Korea Progression

Ryan Borroff
IF any car proves Korean manufacturer Kia’s star is in the ascendant then it must be its compact car, the Venga. It’s something of an illusion because it’s clear from the moment that you get in it that this is not really a compact car at all, in fact it’s what is known in the industry as a mini MPV. Which essentially means it’s a very clever little design – from the outside you have a car that feels a similar size to a Ford Fiesta but what you actually get is the kind of space and versatility that you’d expect in a car that is much bigger.

It’s a nice looking car, handsome enough, but nothing to write home about.
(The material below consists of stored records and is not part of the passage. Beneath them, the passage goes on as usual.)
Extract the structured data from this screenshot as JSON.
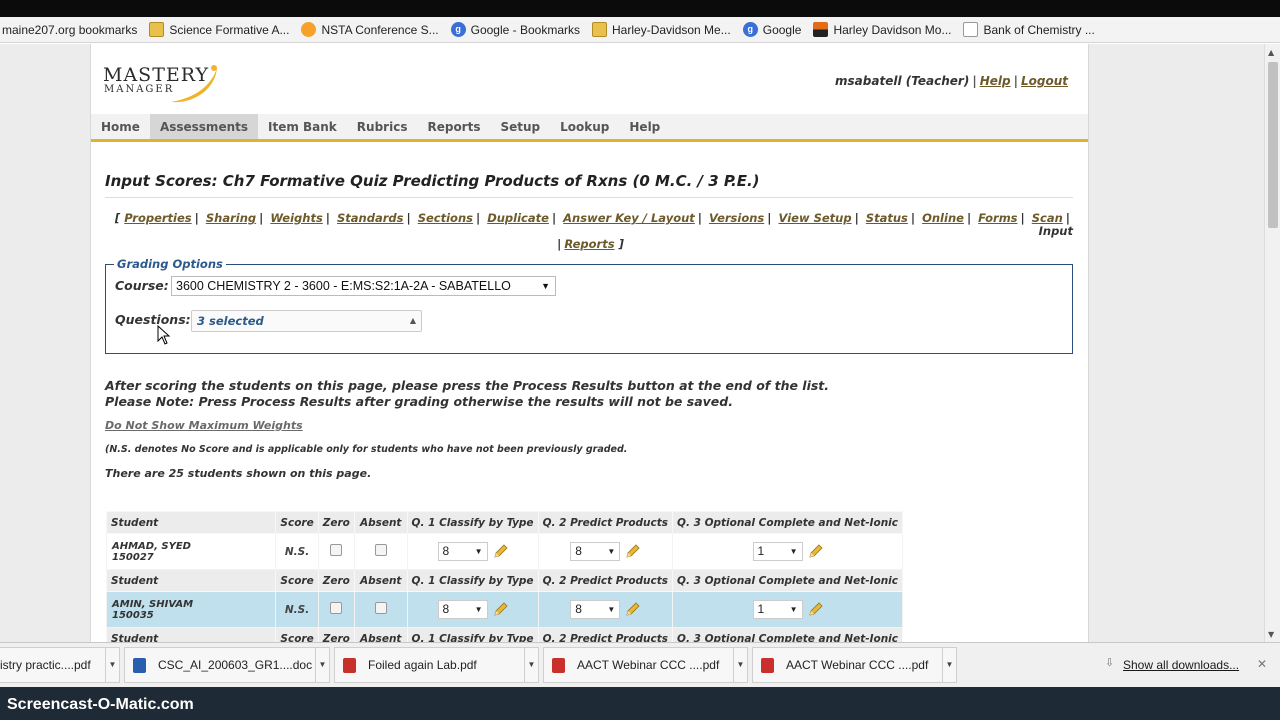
{
  "bookmarks": [
    {
      "label": "maine207.org bookmarks",
      "icon": "none"
    },
    {
      "label": "Science Formative A...",
      "icon": "folder-icon"
    },
    {
      "label": "NSTA Conference S...",
      "icon": "nsta-icon"
    },
    {
      "label": "Google - Bookmarks",
      "icon": "google-icon"
    },
    {
      "label": "Harley-Davidson Me...",
      "icon": "folder-icon"
    },
    {
      "label": "Google",
      "icon": "google-icon"
    },
    {
      "label": "Harley Davidson Mo...",
      "icon": "harley-icon"
    },
    {
      "label": "Bank of Chemistry ...",
      "icon": "page-icon"
    }
  ],
  "header": {
    "logo_word": "MASTERY",
    "logo_sub": "MANAGER",
    "user": "msabatell (Teacher)",
    "help": "Help",
    "logout": "Logout"
  },
  "nav": [
    {
      "label": "Home",
      "active": false
    },
    {
      "label": "Assessments",
      "active": true
    },
    {
      "label": "Item Bank",
      "active": false
    },
    {
      "label": "Rubrics",
      "active": false
    },
    {
      "label": "Reports",
      "active": false
    },
    {
      "label": "Setup",
      "active": false
    },
    {
      "label": "Lookup",
      "active": false
    },
    {
      "label": "Help",
      "active": false
    }
  ],
  "title": "Input Scores: Ch7 Formative Quiz Predicting Products of Rxns (0 M.C. / 3 P.E.)",
  "sublinks": {
    "line1": [
      "Properties",
      "Sharing",
      "Weights",
      "Standards",
      "Sections",
      "Duplicate",
      "Answer Key / Layout",
      "Versions",
      "View Setup",
      "Status",
      "Online",
      "Forms",
      "Scan"
    ],
    "current": "Input",
    "line2": [
      "Reports"
    ],
    "open": "[",
    "close": "]"
  },
  "grading": {
    "legend": "Grading Options",
    "course_label": "Course:",
    "course_value": "3600 CHEMISTRY 2 - 3600 - E:MS:S2:1A-2A - SABATELLO",
    "questions_label": "Questions:",
    "questions_value": "3 selected"
  },
  "instructions": {
    "line1": "After scoring the students on this page, please press the Process Results button at the end of the list.",
    "line2": "Please Note: Press Process Results after grading otherwise the results will not be saved.",
    "max_weights_link": "Do Not Show Maximum Weights",
    "ns_note": "(N.S. denotes No Score and is applicable only for students who have not been previously graded.",
    "count": "There are 25 students shown on this page."
  },
  "table": {
    "headers": [
      "Student",
      "Score",
      "Zero",
      "Absent",
      "Q. 1 Classify by Type",
      "Q. 2 Predict Products",
      "Q. 3 Optional Complete and Net-Ionic"
    ],
    "rows": [
      {
        "name": "AHMAD, SYED",
        "id": "150027",
        "score": "N.S.",
        "q1": "8",
        "q2": "8",
        "q3": "1",
        "highlight": false
      },
      {
        "name": "AMIN, SHIVAM",
        "id": "150035",
        "score": "N.S.",
        "q1": "8",
        "q2": "8",
        "q3": "1",
        "highlight": true
      }
    ]
  },
  "downloads": {
    "items": [
      {
        "label": "istry practic....pdf",
        "type": "pdf"
      },
      {
        "label": "CSC_AI_200603_GR1....doc",
        "type": "doc"
      },
      {
        "label": "Foiled again Lab.pdf",
        "type": "pdf"
      },
      {
        "label": "AACT Webinar CCC ....pdf",
        "type": "pdf"
      },
      {
        "label": "AACT Webinar CCC ....pdf",
        "type": "pdf"
      }
    ],
    "show_all": "Show all downloads..."
  },
  "watermark": "Screencast-O-Matic.com",
  "colors": {
    "accent_gold": "#e3b12a",
    "link_brown": "#6d5a2a",
    "legend_blue": "#2c5a8c",
    "row_highlight": "#bfe0ec"
  }
}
But when you consider how this car combines such practicality with its looks then the design is truly impressive – especially when you take a look at some of its rivals which look like converted panel vans. Having avoided what seems to be the prerequisite boxy profile, the Venga is instead sleek and looks so little like an MPV – mini or otherwise – that you would be forgiven for assuming it was just a regular little compact. We found that the car got better looking the more we looked at it.

However, the USP of this car is that it’s the automotive answer to Mary Poppin’s carpet bag – you wouldn’t believe how much shopping, holiday suitcases or sporting paraphernalia you can shoehorn into it. In terms of storage space, the Venga rivals an estate car, thanks in part to being one of the widest cars in the B segment. Split rear seats move forward and back so you can increase the amount of boot space if you need it. And the car even has what Kia calls “Fold and Dive”functionality which means the seats effectively disappear into the floor. The resulting space is a sizeable 1,486 litres.

It’s even got two tiers in the boot that gives you double the amount of storage space. Just lift up the floor and there’s a whole other storage area underneath with netting for wet gear and several compartments for keeping things separate – it looks like an automotive bento box.

The handling and manoeuvrability is positive and surprisingly comfortable, and the steering accurate if rather light around town, although I have to say that most cars of this size – marketed, as they are at urban drivers – feel very similar to me.

We had the top level Venga 3 model which came with a panoramic sunroof that drew back from the top of the windscreen towards the rear screen almost without interruption. Two sliding shades here prevented the sunshine from cooking us on what turned out to be one of the hottest weekends of the year. It also nursed just two tanks of diesel to and all the way round Cornwall over a long weekend – good news now that the price of a litre of fuel is so astronomical.

It’s not all good, of course. We found the 89bhp 1.4-litre CRDi diesel EcoDynamics engine with its stop-start technology to be very noisy, though less intrusive at speed. Around town it could be noticeably annoying and under heavy throttle it lacked oomph at the top end on the hill sections of Cornwall’s A30, requiring a shift down or two of its six-speed gearbox.

The interior was acceptable. We had the best of the three trim levels and although it felt contemporary enough some of the materials were a bit rigid where I would have liked something softer. Fit and finish, however, appeared good – the car really felt well put together. With three of us in, it was a seductive choice for a family that gets to leave the city less often than they would like and who have no regular daily commute. Our crew, and people in a similar position, is a key market for Kia with this car. There is no doubt that a young urban family could do very well with it, especially as it offers such a great about of space and economy for very modest running costs.

All in all the Venga is an astonishing over-achiever. Considering its market leading seven-year (or 100,000 mile) warranty, plus more space and flexibility than compact rivals, the question is why – when the Venga costs from just £11,495, £200 less than a Ford Fiesta – would you not buy it? When you consider the increasing cost of fuel and the resulting general trend to smaller cars, it would seem that a car like the Venga can really enable you to have your cake and eat it.

PRICE (AS TESTED): £15,395
0-60MPH: 14.0 secs
TOP SPEED: 104 mph
CO2 G/KM: 117
MPG COMBINED: 62.8 mpg